The LPGA Tour is a big change from the LET – the pins are a lot harder and the courses are a lot longer than in Europe, and, of course, the fields are stronger. There can be some big distances between venues, and time differences, so you have to factor all that in to.
We obviously play for a lot more money in America, but it also costs a lot more to get out there and stay out there. If you are not playing well and missing a lot of cuts, it is extremely expensive. You have to pay for a visa to get over there, flights are even more expensive nowadays, and if there is a week where there isn’t a tournament, you still have to pay for accommodation. It is expensive, but if you do play well, the rewards are there.
Slow play has been an issue in professional golf, and women’s golf in particular, in recent years. What more do you think needs to be done to speed things up? Are you in favour of harsher penalties?

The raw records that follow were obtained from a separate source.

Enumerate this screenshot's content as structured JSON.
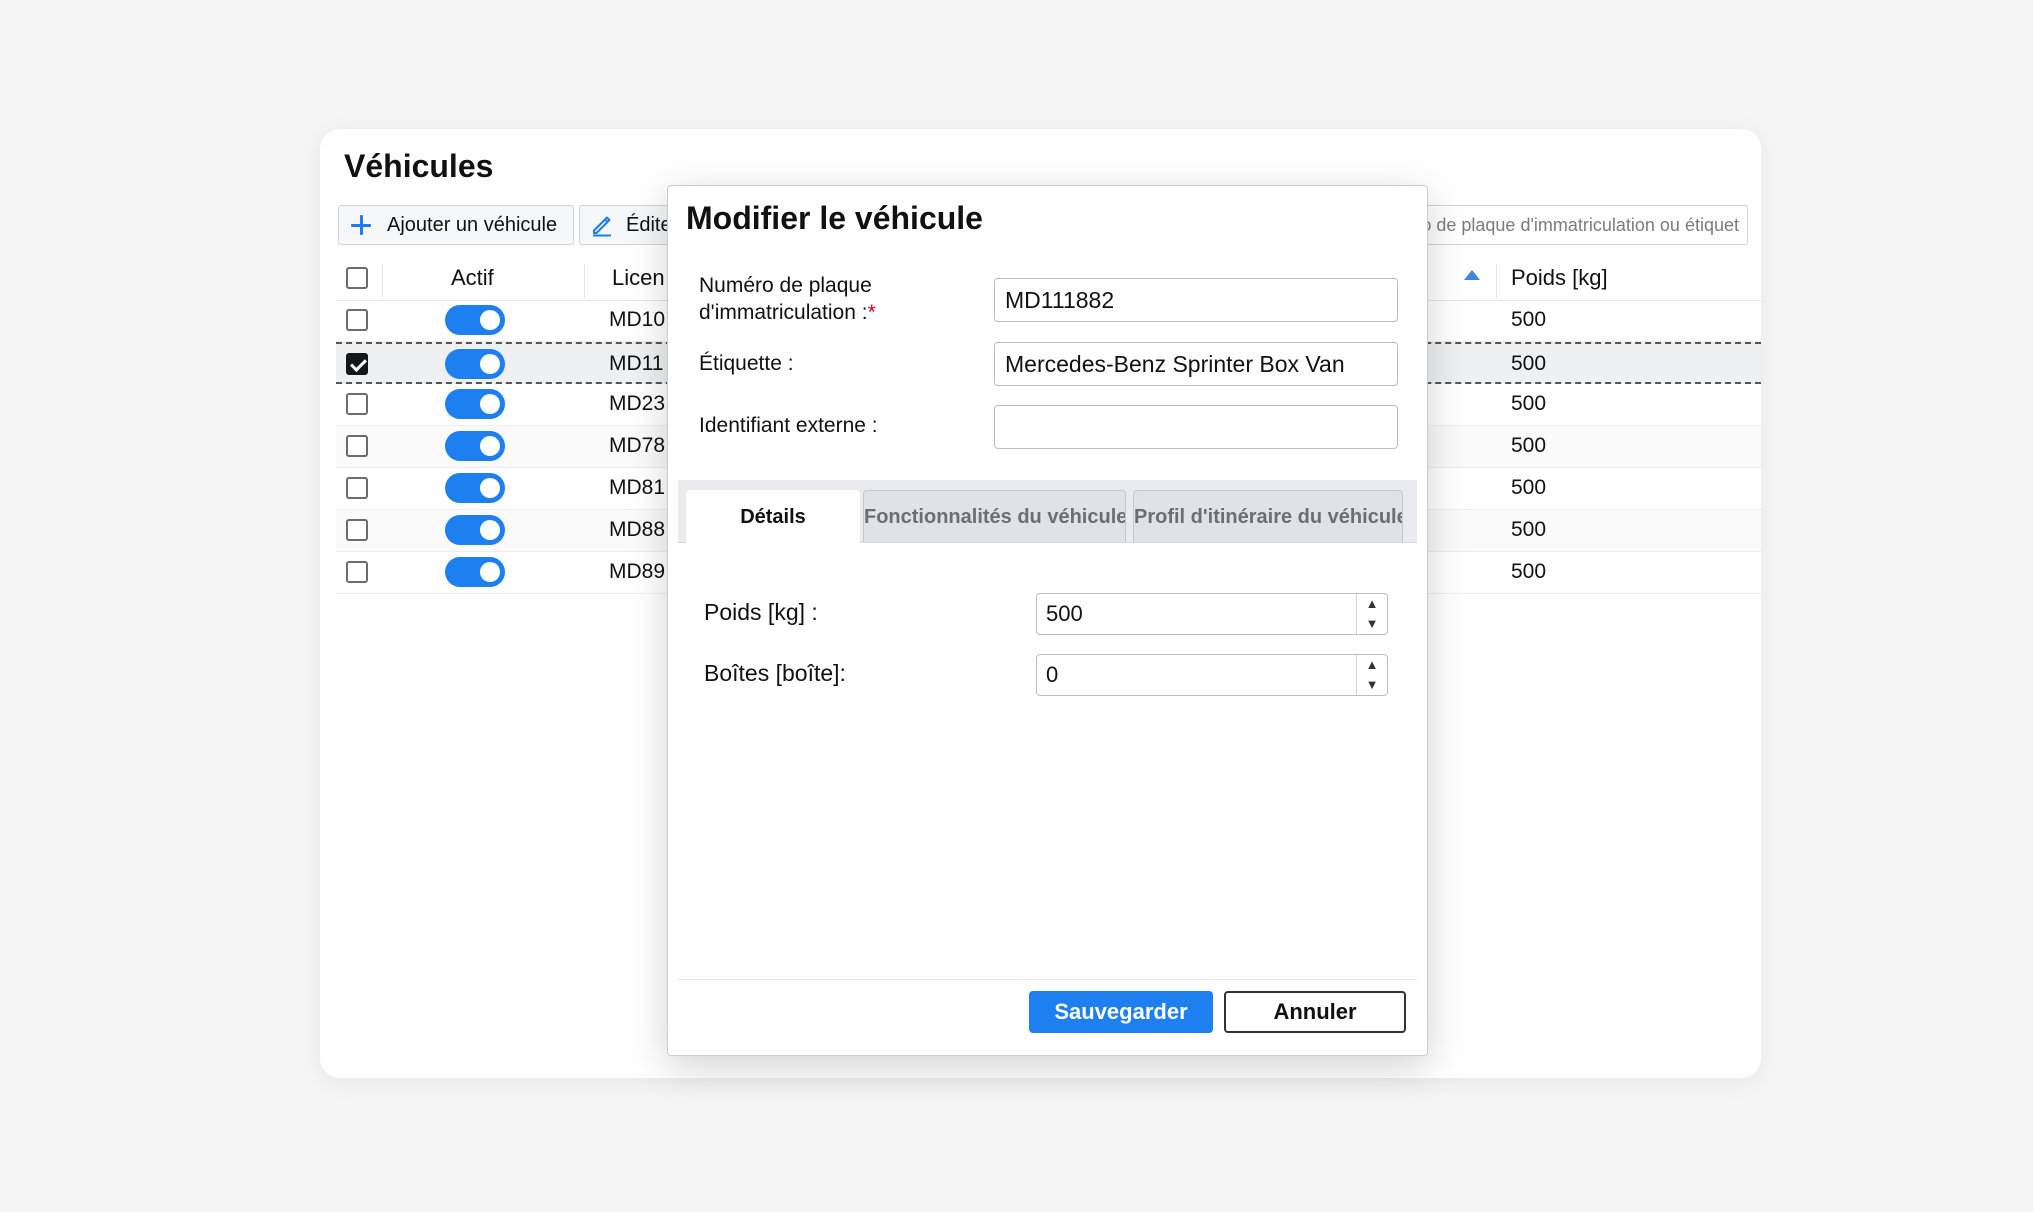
{
  "page": {
    "title": "Véhicules"
  },
  "toolbar": {
    "add_label": "Ajouter un véhicule",
    "edit_label": "Éditer",
    "search_placeholder": "Recherche par numéro de plaque d'immatriculation ou étiquet..."
  },
  "table": {
    "columns": [
      "Actif",
      "Licen",
      "Poids [kg]"
    ],
    "rows": [
      {
        "plate": "MD10",
        "active": true,
        "checked": false,
        "weight": "500"
      },
      {
        "plate": "MD11",
        "active": true,
        "checked": true,
        "weight": "500"
      },
      {
        "plate": "MD23",
        "active": true,
        "checked": false,
        "weight": "500"
      },
      {
        "plate": "MD78",
        "active": true,
        "checked": false,
        "weight": "500"
      },
      {
        "plate": "MD81",
        "active": true,
        "checked": false,
        "weight": "500"
      },
      {
        "plate": "MD88",
        "active": true,
        "checked": false,
        "weight": "500"
      },
      {
        "plate": "MD89",
        "active": true,
        "checked": false,
        "weight": "500"
      }
    ]
  },
  "modal": {
    "title": "Modifier le véhicule",
    "plate_label_line1": "Numéro de plaque",
    "plate_label_line2": "d'immatriculation :",
    "required_mark": "*",
    "plate_value": "MD111882",
    "label_label": "Étiquette :",
    "label_value": "Mercedes-Benz Sprinter Box Van",
    "external_id_label": "Identifiant externe :",
    "external_id_value": "",
    "tabs": [
      "Détails",
      "Fonctionnalités du véhicule",
      "Profil d'itinéraire du véhicule"
    ],
    "weight_label": "Poids [kg] :",
    "weight_value": "500",
    "boxes_label": "Boîtes [boîte]:",
    "boxes_value": "0",
    "save_label": "Sauvegarder",
    "cancel_label": "Annuler"
  },
  "colors": {
    "accent": "#1e7ff0",
    "checkbox_checked": "#14161a"
  }
}
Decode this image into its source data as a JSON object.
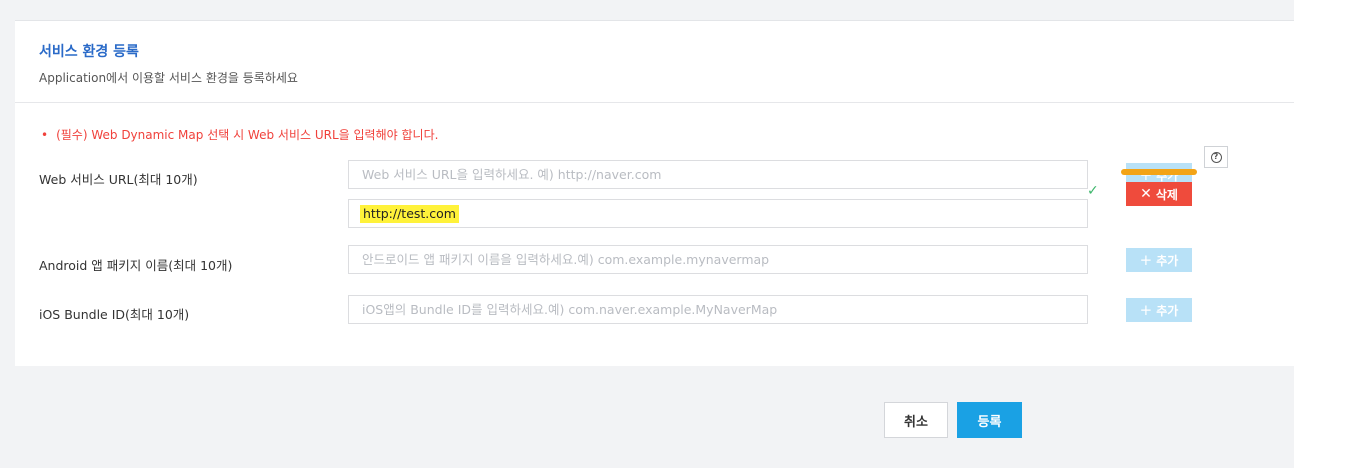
{
  "header": {
    "title": "서비스 환경 등록",
    "subtitle": "Application에서 이용할 서비스 환경을 등록하세요"
  },
  "notice": {
    "bullet": "•",
    "text": "(필수) Web Dynamic Map 선택 시 Web 서비스 URL을 입력해야 합니다."
  },
  "rows": {
    "web": {
      "label": "Web 서비스 URL(최대 10개)",
      "placeholder": "Web 서비스 URL을 입력하세요. 예) http://naver.com",
      "entered_value": "http://test.com"
    },
    "android": {
      "label": "Android 앱 패키지 이름(최대 10개)",
      "placeholder": "안드로이드 앱 패키지 이름을 입력하세요.예) com.example.mynavermap"
    },
    "ios": {
      "label": "iOS Bundle ID(최대 10개)",
      "placeholder": "iOS앱의 Bundle ID를 입력하세요.예) com.naver.example.MyNaverMap"
    }
  },
  "buttons": {
    "add_symbol": "+",
    "add_label": "추가",
    "delete_symbol": "✕",
    "delete_label": "삭제",
    "help_symbol": "?",
    "check_symbol": "✓",
    "cancel_label": "취소",
    "submit_label": "등록"
  },
  "colors": {
    "title_blue": "#2a6ac8",
    "notice_red": "#f0413b",
    "add_button_disabled": "#b8e1f7",
    "delete_red": "#ef4b3c",
    "submit_blue": "#1aa1e4",
    "highlight_yellow": "#fff23a",
    "annotation_orange": "#f3a417",
    "check_green": "#3db66b"
  }
}
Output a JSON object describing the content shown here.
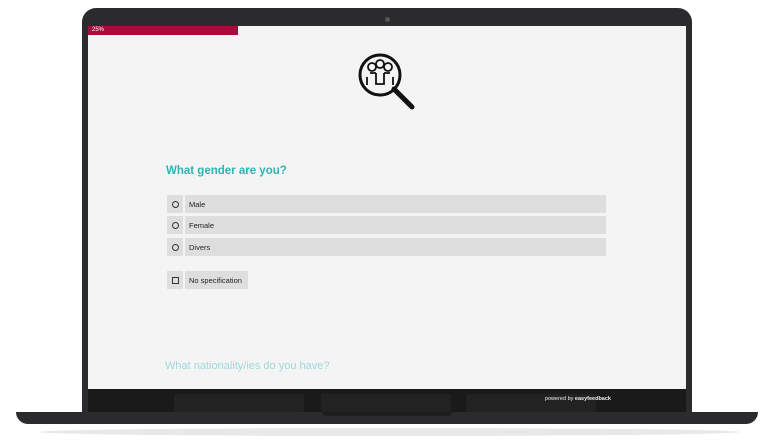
{
  "progress": {
    "label": "25%",
    "value_percent": 25,
    "color": "#a50d3c"
  },
  "survey": {
    "question": "What gender are you?",
    "options": [
      {
        "label": "Male"
      },
      {
        "label": "Female"
      },
      {
        "label": "Divers"
      }
    ],
    "no_spec": {
      "label": "No specification"
    },
    "next_question": "What nationality/ies do you have?"
  },
  "footer": {
    "powered_prefix": "powered by",
    "brand": "easyfeedback"
  },
  "colors": {
    "accent": "#2fb3b3",
    "progress": "#a50d3c"
  },
  "icons": {
    "hero": "people-magnifier-icon"
  }
}
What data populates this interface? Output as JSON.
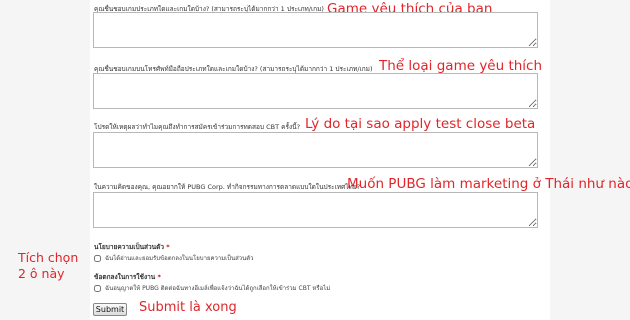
{
  "questions": [
    {
      "label": "คุณชื่นชอบเกมประเภทใดและเกมใดบ้าง? (สามารถระบุได้มากกว่า 1 ประเภท/เกม)",
      "annotation": "Game yêu thích của bạn"
    },
    {
      "label": "คุณชื่นชอบเกมบนโทรศัพท์มือถือประเภทใดและเกมใดบ้าง? (สามารถระบุได้มากกว่า 1 ประเภท/เกม)",
      "annotation": "Thể loại game yêu thích"
    },
    {
      "label": "โปรดให้เหตุผลว่าทำไมคุณถึงทำการสมัครเข้าร่วมการทดสอบ CBT ครั้งนี้?",
      "annotation": "Lý do tại sao apply test close beta"
    },
    {
      "label": "ในความคิดของคุณ, คุณอยากให้ PUBG Corp. ทำกิจกรรมทางการตลาดแบบใดในประเทศไทย?",
      "annotation": "Muốn PUBG làm marketing ở Thái như nào"
    }
  ],
  "privacy": {
    "title": "นโยบายความเป็นส่วนตัว",
    "required_mark": "*",
    "checkbox_label": "ฉันได้อ่านและยอมรับข้อตกลงในนโยบายความเป็นส่วนตัว"
  },
  "terms": {
    "title": "ข้อตกลงในการใช้งาน",
    "required_mark": "*",
    "checkbox_label": "ฉันอนุญาตให้ PUBG ติดต่อฉันทางอีเมล์เพื่อแจ้งว่าฉันได้ถูกเลือกให้เข้าร่วม CBT หรือไม่"
  },
  "side_note": {
    "line1": "Tích chọn",
    "line2": "2 ô này"
  },
  "submit": {
    "label": "Submit",
    "annotation": "Submit là xong"
  },
  "accent_color": "#e0262a"
}
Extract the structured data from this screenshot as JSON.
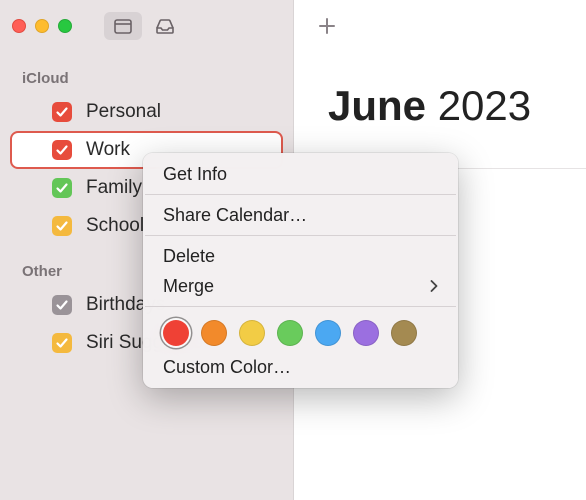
{
  "sidebar": {
    "sections": [
      {
        "title": "iCloud",
        "items": [
          {
            "label": "Personal",
            "color": "red",
            "selected": false
          },
          {
            "label": "Work",
            "color": "red",
            "selected": true
          },
          {
            "label": "Family",
            "color": "green",
            "selected": false
          },
          {
            "label": "School",
            "color": "yellow",
            "selected": false
          }
        ]
      },
      {
        "title": "Other",
        "items": [
          {
            "label": "Birthdays",
            "color": "gray",
            "selected": false
          },
          {
            "label": "Siri Suggestions",
            "color": "yellow",
            "selected": false
          }
        ]
      }
    ]
  },
  "main": {
    "month": "June",
    "year": "2023"
  },
  "context_menu": {
    "items": {
      "get_info": "Get Info",
      "share": "Share Calendar…",
      "delete": "Delete",
      "merge": "Merge",
      "custom_color": "Custom Color…"
    },
    "colors": [
      {
        "hex": "#ef4135",
        "selected": true
      },
      {
        "hex": "#f28a2b",
        "selected": false
      },
      {
        "hex": "#f2cc45",
        "selected": false
      },
      {
        "hex": "#69cb5c",
        "selected": false
      },
      {
        "hex": "#4ba8f2",
        "selected": false
      },
      {
        "hex": "#9b6fe0",
        "selected": false
      },
      {
        "hex": "#a48a51",
        "selected": false
      }
    ]
  }
}
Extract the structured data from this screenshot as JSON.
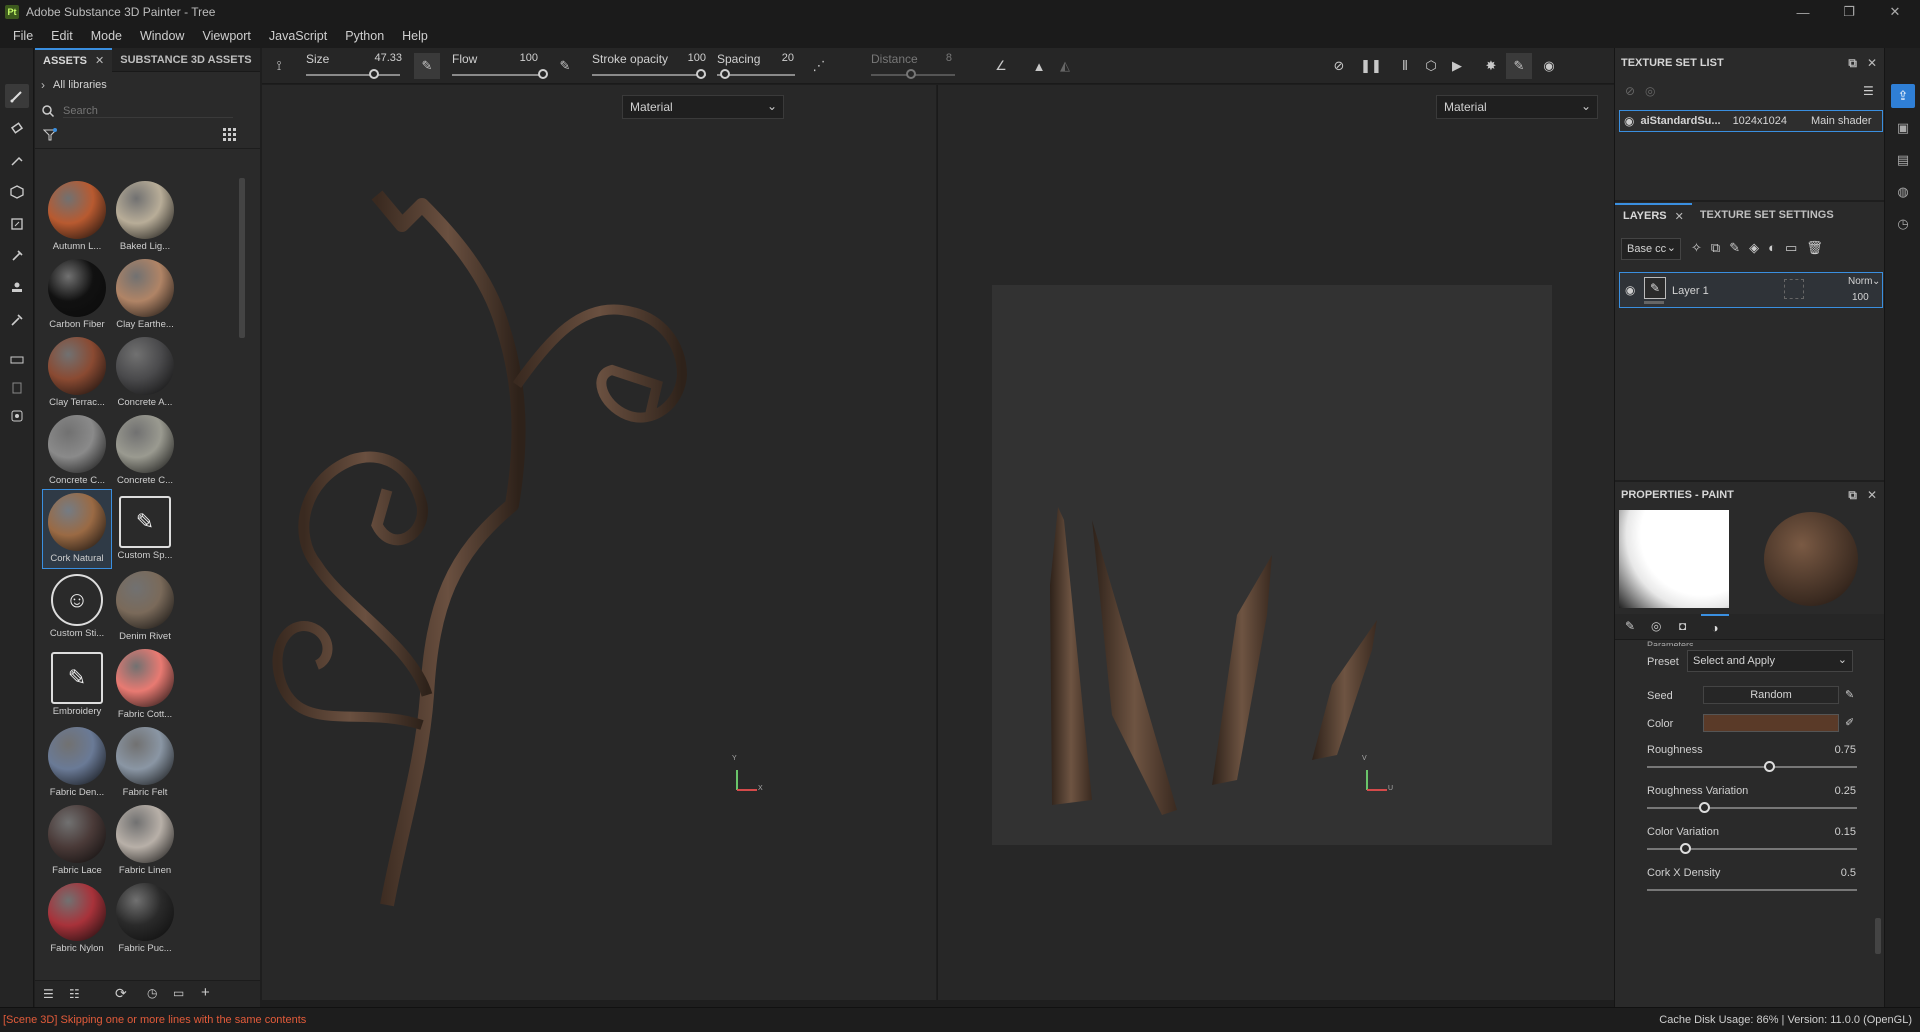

If someone is being slow and holding up play, then I believe that they should get penalised, whether it’s a warning, as a first-off, or some sort of penalty for habitual offenders. I don’t think it should matter whether it’s the last round or the first, if someone is being slow, they need to be told to hurry up or face a penalty. I don’t think there necessarily needs to be a change in policy, but players do need to be told more often by officials to get a hurry on. It doesn’t make for great viewing on TV or help the other players when players are extremely slow. It can be hard when the weather’s bad and the wind’s blowing, like it was in Scotland, but otherwise there are no excuses really.
WHAT’S IN GEORGIA’S BAG?
Driver: Callaway GBB Epic (9)
Fairway: Callaway Epic Flash Sub Zero (15)
Hybrid: Callaway Mavrik (19)
Irons: Callaway Apex (4), Callaway Apex Pro (5-PW)
Wedges: Callaway Jaws Mack Daddy 5 (50, 54, 60)
Putter: Odyssey White Hot RX Rossie
Ball: Titleist Pro V1x